Date joined: July 20, 2012
Total posts: 2,413
Like many of the outdoor apparel and gear brands on this list, YETI’s Instagram posts focus on its products in use. In terms of engagement, most of YETI’s posts perform similarly, hovering around six to nine thousand likes. The account doesn’t flood the timeline with posts, sending an image or video out roughly once a day.
When it comes to product advertisement, YETI’s posts are reminiscent of product placement in a movie or TV show. Posts don’t advertise a specific product like The North Face’s do; instead, most posts focus on a larger scene—an ice fishing trip, a duck hunt, a day at the beach—with a YETI product included and prominently displayed. The YETI logo catches the eye in almost every post, but rather than advertise a specific cooler, say, posts advertise YETI as a brand.
Follower count: 933k
Date joined: July 24, 2013
Total posts: 2,270
Salomon’s Instagram focuses heavily on the company’s two best-known product lines: skis and running shoes. The page is image-heavy, generally using video content to profile featured athletes. Likes are generally consistent between five and ten thousand, and the account generally posts once per day.
Salomon’s page is one of the most product-focused on this list—whether on ski tips, shoe tongues, or bindings, the Salomon logo is visible in nearly every post. Most products are identified in the caption for consumers to find them easily, and almost all are depicted in action.
Follower count: 932k
Date joined: February 7, 2012
Total posts: 2,801
Arc’teryx, similar to brands like TNF and tentree, posts a mix of product advertisement and athlete-driven content.
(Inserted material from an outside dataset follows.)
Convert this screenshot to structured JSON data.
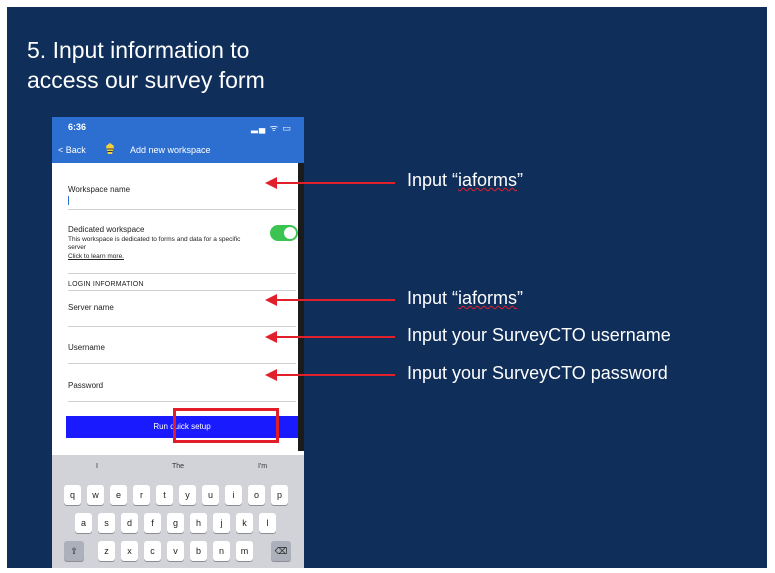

Engagement patterns for Arc’teryx’s content are opposite these other brands, though—Arc’teryx’s product advertisement posts generally outperform landscape shots and athlete profiles by a few thousand likes or more. The account posts about once a day, and generally alternates posts between its content categories.
Like many of the brands on this list, Arc’teryx runs secondary, geographically-localized Instagram accounts alongside its main account, which director of brand experience Jurgen Watts credits with expanding the brand’s social media reach.
“Our strategy as a company is to develop… localized Instagram channels for our communities,” Watts said. “If you live in the Bay Area, we want to make sure that there’s a Bay Area feed that is very localized.”
Compared to Arc’teryx’s main Instagram channel, these localized accounts have significantly lower follower counts—generally not more than a few thousand followers. Some posts from Arc’teryx’s main feed will show up in these smaller channels, but posts also feature athletes wearing Arc’teryx gear in recognizable local spots.